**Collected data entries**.
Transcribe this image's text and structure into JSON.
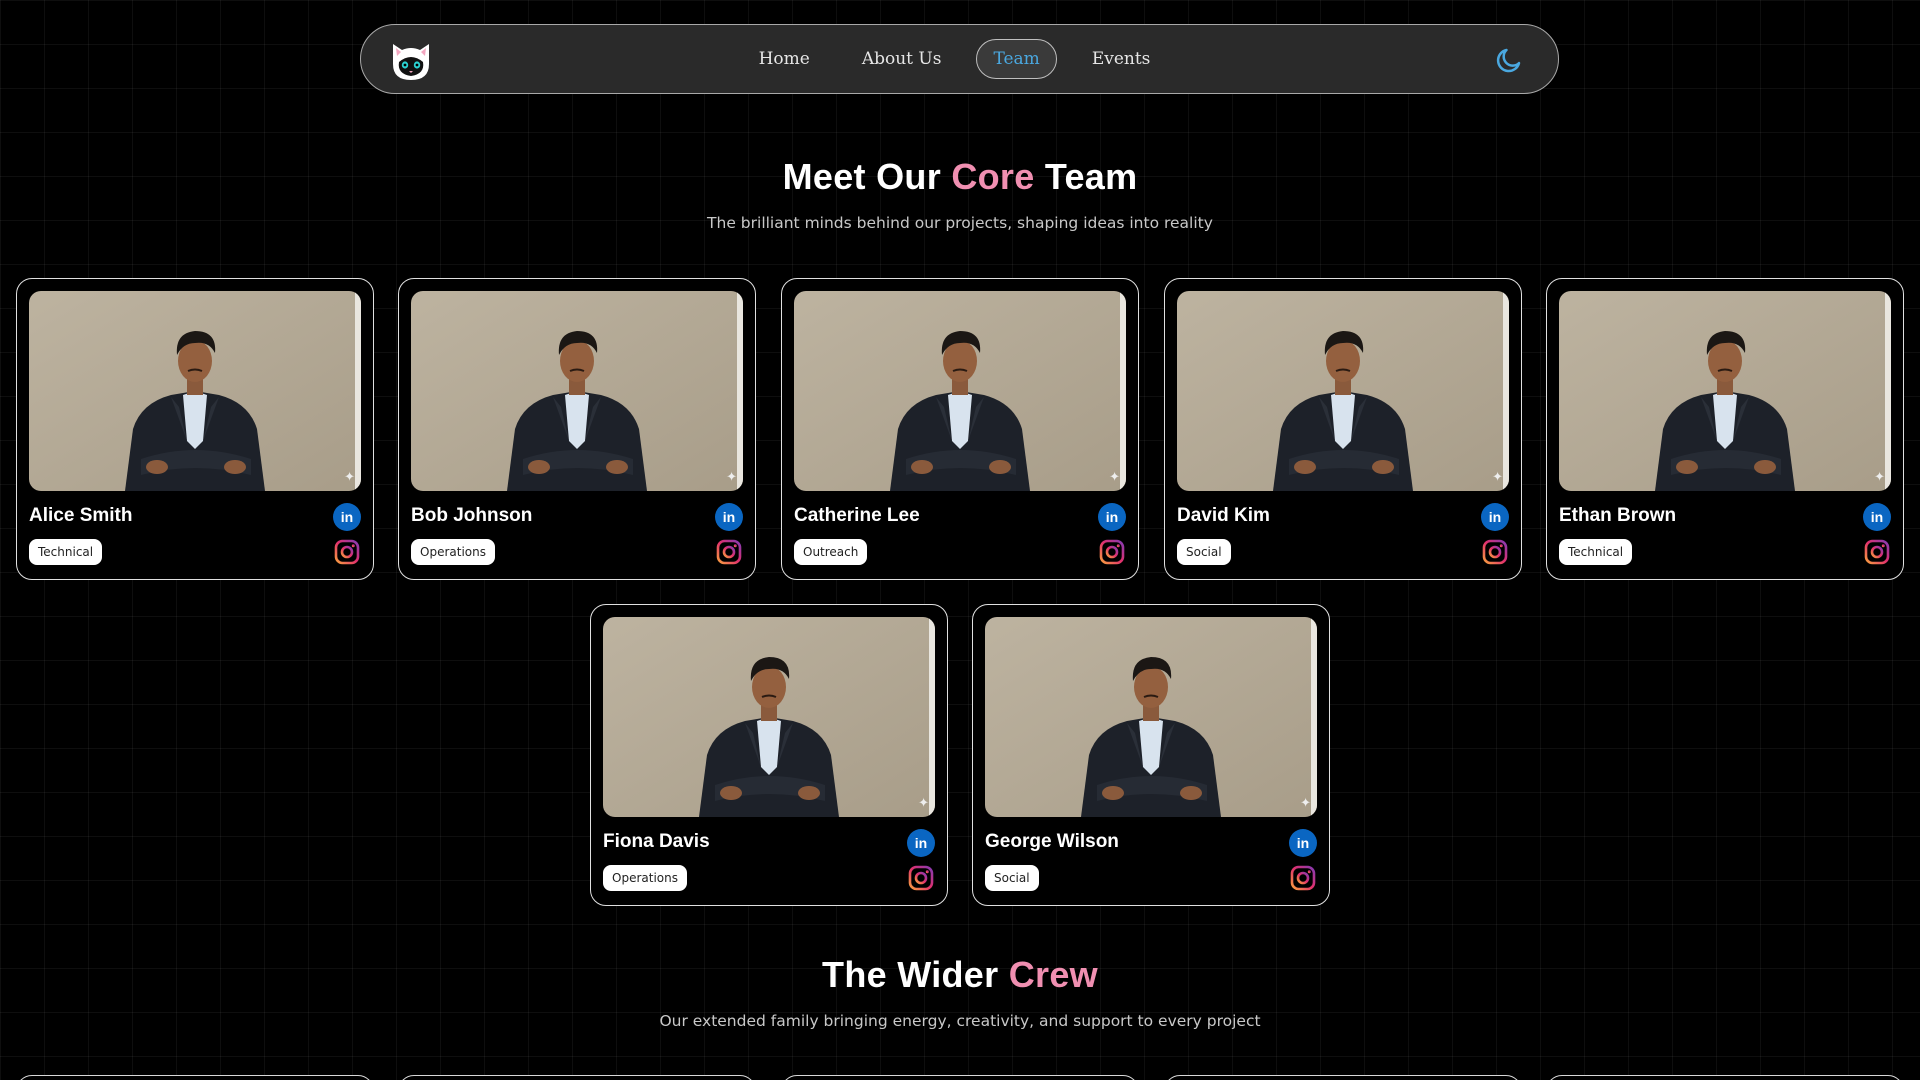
{
  "nav": {
    "logo_name": "cat-logo",
    "links": [
      {
        "label": "Home",
        "active": false
      },
      {
        "label": "About Us",
        "active": false
      },
      {
        "label": "Team",
        "active": true
      },
      {
        "label": "Events",
        "active": false
      }
    ],
    "theme_icon": "moon-icon"
  },
  "core": {
    "title_pre": "Meet Our ",
    "title_accent": "Core",
    "title_post": " Team",
    "subtitle": "The brilliant minds behind our projects, shaping ideas into reality"
  },
  "members": [
    {
      "name": "Alice Smith",
      "role": "Technical"
    },
    {
      "name": "Bob Johnson",
      "role": "Operations"
    },
    {
      "name": "Catherine Lee",
      "role": "Outreach"
    },
    {
      "name": "David Kim",
      "role": "Social"
    },
    {
      "name": "Ethan Brown",
      "role": "Technical"
    },
    {
      "name": "Fiona Davis",
      "role": "Operations"
    },
    {
      "name": "George Wilson",
      "role": "Social"
    }
  ],
  "crew": {
    "title_pre": "The Wider ",
    "title_accent": "Crew",
    "subtitle": "Our extended family bringing energy, creativity, and support to every project"
  },
  "colors": {
    "accent_pink": "#f08fb1",
    "active_link": "#4aa8e0",
    "linkedin_blue": "#0a66c2"
  }
}
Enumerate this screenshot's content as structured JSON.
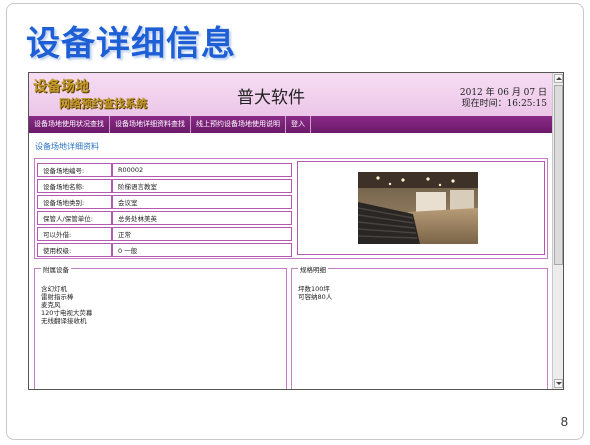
{
  "slide": {
    "title": "设备详细信息",
    "page_number": "8"
  },
  "app": {
    "logo_line1": "设备场地",
    "logo_line2": "网络预约查找系统",
    "company": "普大软件",
    "date_text": "2012 年 06 月 07 日",
    "time_text": "现在时间：16:25:15"
  },
  "nav": {
    "items": [
      {
        "label": "设备场地使用状况查找"
      },
      {
        "label": "设备场地详细资料查找"
      },
      {
        "label": "线上预约设备场地使用说明"
      },
      {
        "label": "登入"
      }
    ]
  },
  "detail": {
    "section_title": "设备场地详细资料",
    "rows": [
      {
        "label": "设备场地编号:",
        "value": "R00002"
      },
      {
        "label": "设备场地名称:",
        "value": "阶梯语言教室"
      },
      {
        "label": "设备场地类别:",
        "value": "会议室"
      },
      {
        "label": "保管人/保管单位:",
        "value": "总务处林美英"
      },
      {
        "label": "可以外借:",
        "value": "正常"
      },
      {
        "label": "使用权级:",
        "value": "0  一般"
      }
    ],
    "photo_icon": "lecture-hall-photo"
  },
  "equipment": {
    "legend": "附属设备",
    "items": [
      "含幻灯机",
      "雷射指示棒",
      "麦克风",
      "120寸电视大荧幕",
      "无线翻译接收机"
    ]
  },
  "spec": {
    "legend": "规格明细",
    "items": [
      "坪数100坪",
      "可容纳80人"
    ]
  }
}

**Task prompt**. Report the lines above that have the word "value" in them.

**Response**.
        "value": "R00002"
        "value": "阶梯语言教室"
        "value": "会议室"
        "value": "总务处林美英"
        "value": "正常"
        "value": "0  一般"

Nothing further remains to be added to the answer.